From Ref. 1. Reproduced with permission. © 2010 Elsevier

A team led by Qi Zeng of the A*STAR Institute of Molecular and Cell Biology in Singapore1 has identified a molecule that regulates the expression of PRL-3, a protein implicated in cancer metastasis — the often fatal spread of cancer around the body.

Enzymes called phosphatases affect the activity of target proteins by removing phosphate groups. PRL-3 is a phosphatase expressed at low levels in some tissues but at high levels in tumors, which are associated with metastasis and poor prognosis in diverse human cancers (Fig. 1). “PRL-3 is a ‘multitasking’ phosphatase involved in several steps of cancer progression and metastasis,” explains Zeng. “We wanted to understand how PRL-3 expression is regulated and the cause of its increased expression in cancers.”

By analyzing over a thousand tumor samples taken from various human cancers, Zeng and her collaborators showed that PRL-3 was elevated in nearly a quarter of cases, consistent with previous studies. However, PRL-3 protein levels were not closely tied to the magnitude of PRL-3 gene expression, as reflected by messenger RNA (mRNA) transcript abundance. This suggested that PRL-3 protein translation from transcripts is itself subject to regulation.

Further experiments revealed that the non-coding sequence flanking the PRL-3 protein-coding sequence of the mRNA is important for regulating translation efficiency in colon cancer cell lines. Specifically, they showed that three short sequence motifs rich in the bases guanine (G) and cytosine (C) and found upstream of the protein-coding sequence are necessary for suppressing translation.
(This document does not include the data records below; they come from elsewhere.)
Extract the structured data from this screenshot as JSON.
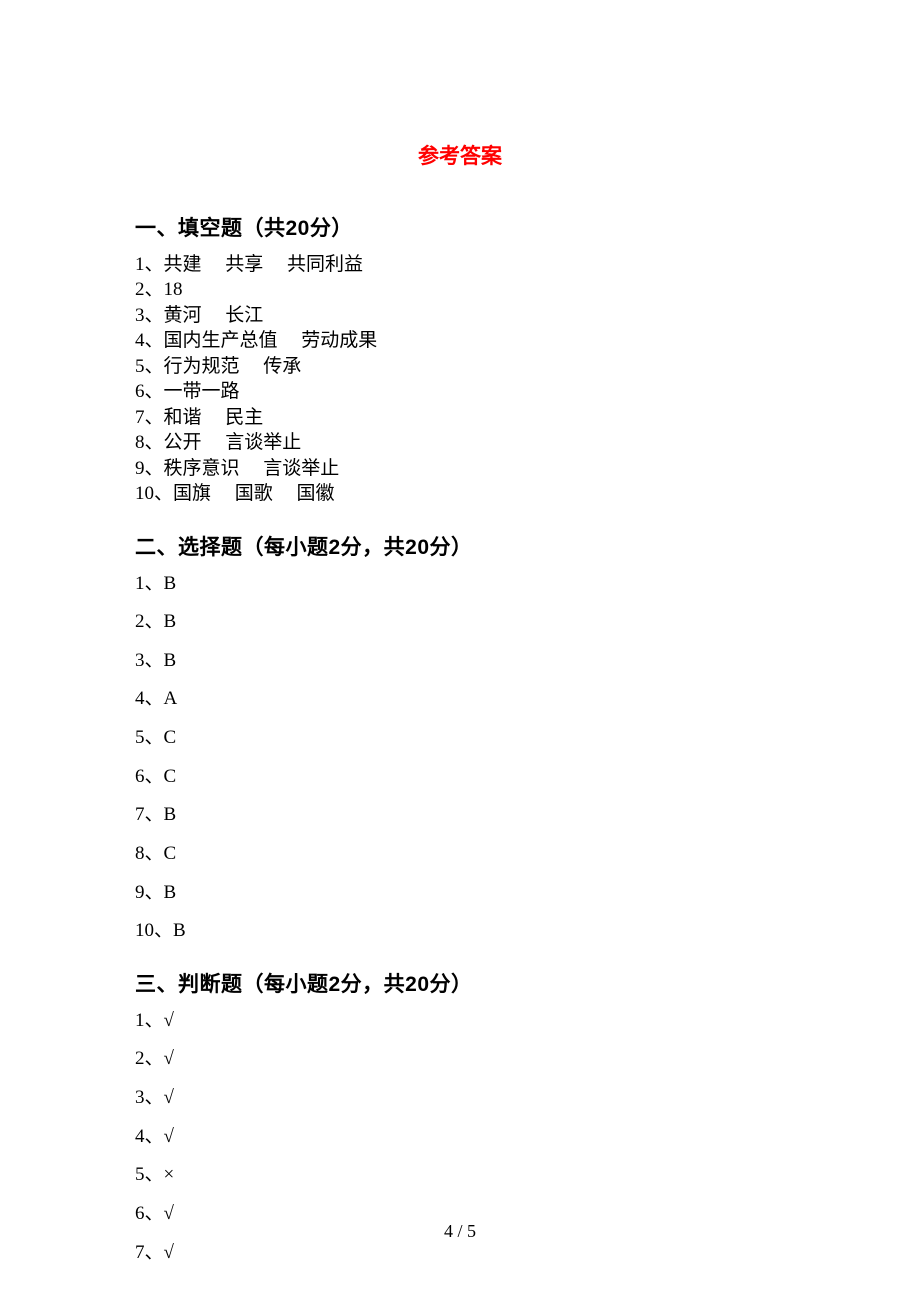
{
  "title": "参考答案",
  "sections": [
    {
      "heading": "一、填空题（共20分）",
      "spaced": false,
      "items": [
        "1、共建     共享     共同利益",
        "2、18",
        "3、黄河     长江",
        "4、国内生产总值     劳动成果",
        "5、行为规范     传承",
        "6、一带一路",
        "7、和谐     民主",
        "8、公开     言谈举止",
        "9、秩序意识     言谈举止",
        "10、国旗     国歌     国徽"
      ]
    },
    {
      "heading": "二、选择题（每小题2分，共20分）",
      "spaced": true,
      "items": [
        "1、B",
        "2、B",
        "3、B",
        "4、A",
        "5、C",
        "6、C",
        "7、B",
        "8、C",
        "9、B",
        "10、B"
      ]
    },
    {
      "heading": "三、判断题（每小题2分，共20分）",
      "spaced": true,
      "items": [
        "1、√",
        "2、√",
        "3、√",
        "4、√",
        "5、×",
        "6、√",
        "7、√"
      ]
    }
  ],
  "pageNumber": "4 / 5"
}
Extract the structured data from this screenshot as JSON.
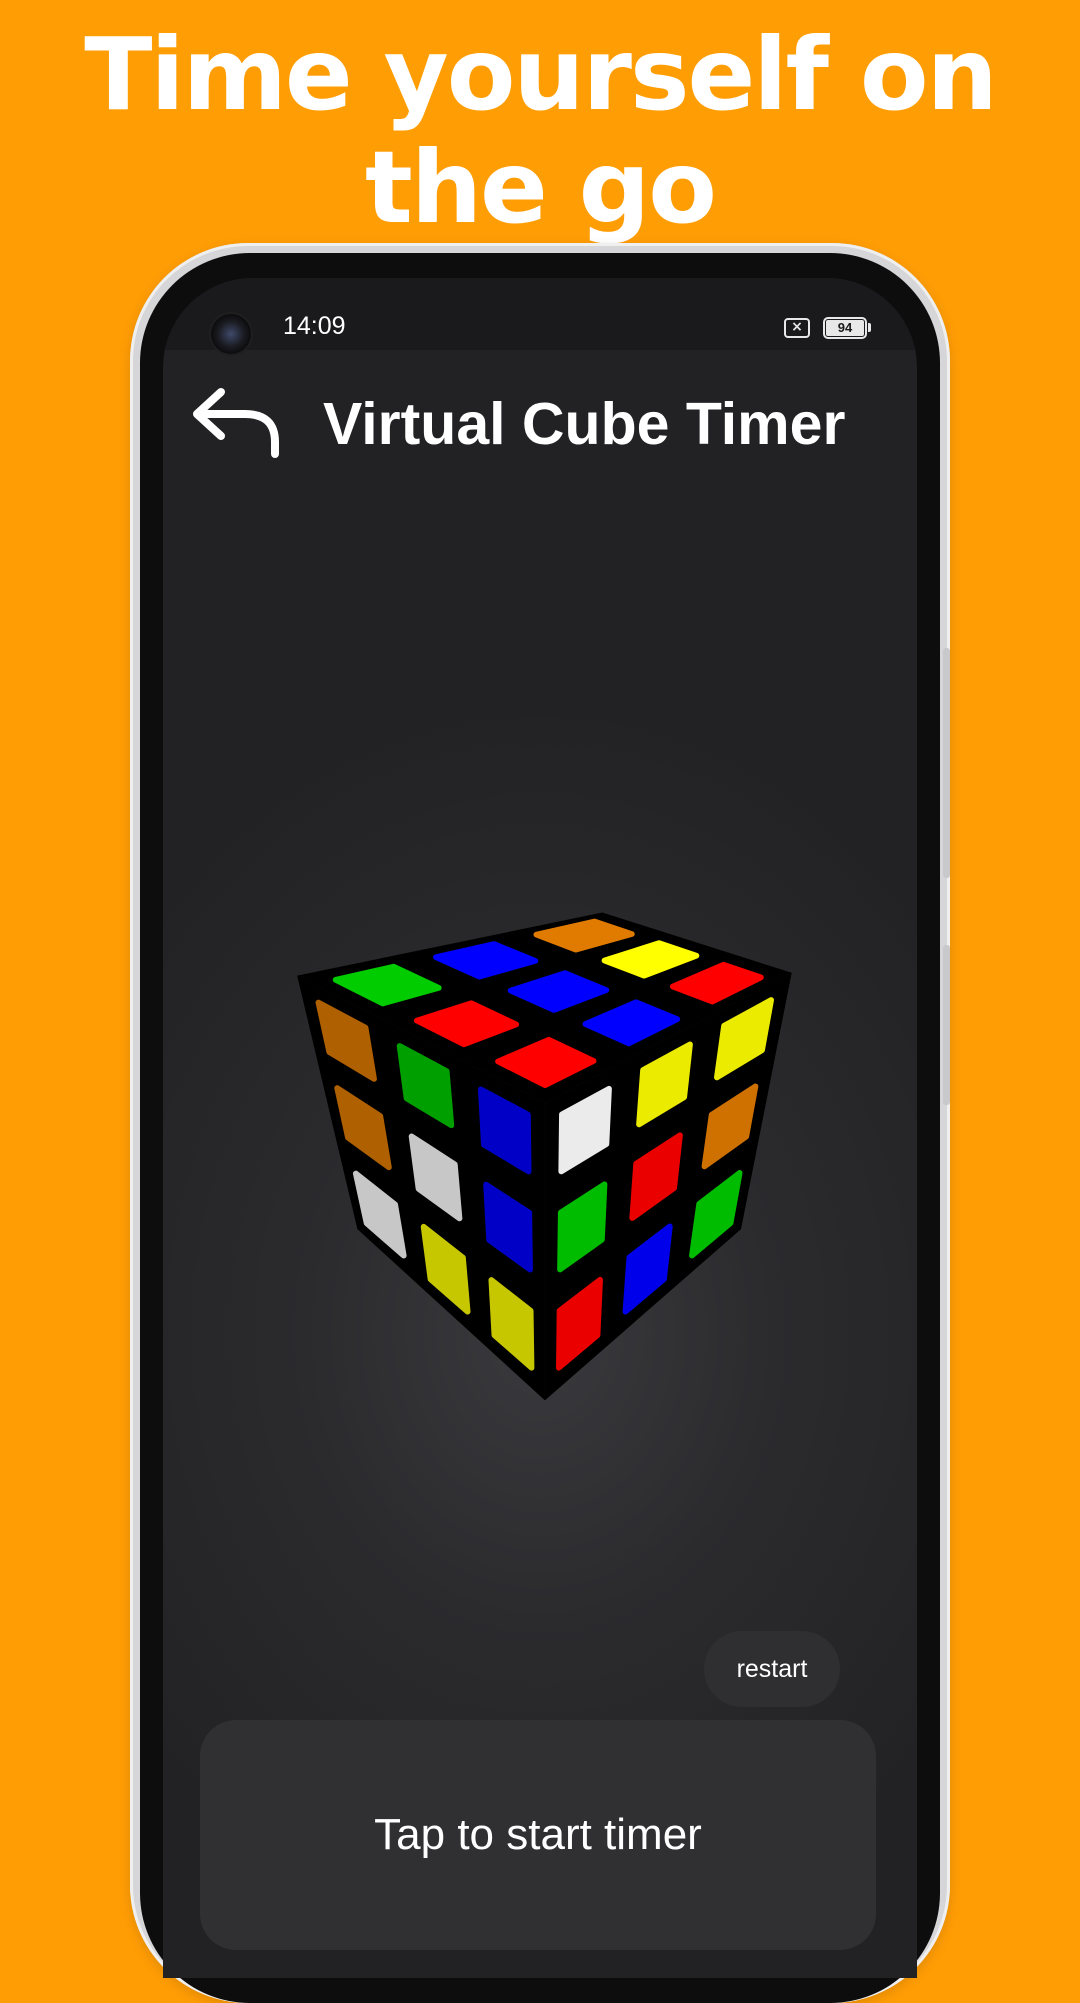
{
  "promo": {
    "headline_line1": "Time yourself on",
    "headline_line2": "the go"
  },
  "status_bar": {
    "time": "14:09",
    "battery_level": "94"
  },
  "header": {
    "title": "Virtual Cube Timer",
    "back_icon": "back-arrow-icon"
  },
  "cube": {
    "description_colors": {
      "red": "#ff0000",
      "green": "#00cc00",
      "blue": "#0000ff",
      "yellow": "#ffff00",
      "white": "#ffffff",
      "orange": "#e07b00"
    }
  },
  "controls": {
    "restart_label": "restart",
    "start_timer_label": "Tap to start timer"
  },
  "colors": {
    "background": "#FF9D05",
    "screen": "#28282b"
  }
}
When the researchers deleted all three motifs, PRL-3 protein levels greatly increased.

Zeng and her co-workers ascertained that changes in mRNA stability were not the cause; and structural modeling indicated that the GC-rich motifs were unlikely to affect mRNA structure. They therefore hypothesized that a regulatory factor acts on the motifs.

Using craftily constructed molecular lures, they fished out a known RNA-binding protein called PCBP1 that bound specifically to RNA containing the GC-rich motif, thereby retarding the incorporation of PRL-3 mRNA into the cell’s protein manufacturing machinery.

Experiments with mice showed that PCBP1 can function as a tumor suppressor, limiting PRL-3 protein levels thus decreasing activation of AKT, a molecule known to enhance tumorigenesis.

The researchers also found an inverse correlation between PRL-3 and PCBP1 expression levels in primary human cancers, supporting the clinical relevance of their experimental results.

“Although we do not as yet know the exact mechanism of PCPB1 in cancer progression, understanding PRL-3 regulation should lead to new therapeutic approaches to block cancer progression,” says Zeng.  

 

The A*STAR-affiliated researchers contributing to this research are from the Institute of Molecular and Cell Biology and the Institute of Medical Biology

References

    1. Wang, H., Vardy, L.A., Tan, C.P., Loo, J.M., Guo, K., Li, J., Lim, S.G., Zhou, J., Chng, W.J., Ng, S.B., Li, H.X. & Zeng, Q. PCBP1 suppresses the translation of metastasis-associated PRL-3 phosphatase. Cancer Cell 18, 52–62 (2010). | article

From Ref. 1. Reproduced with permission. © 2010 Elsevier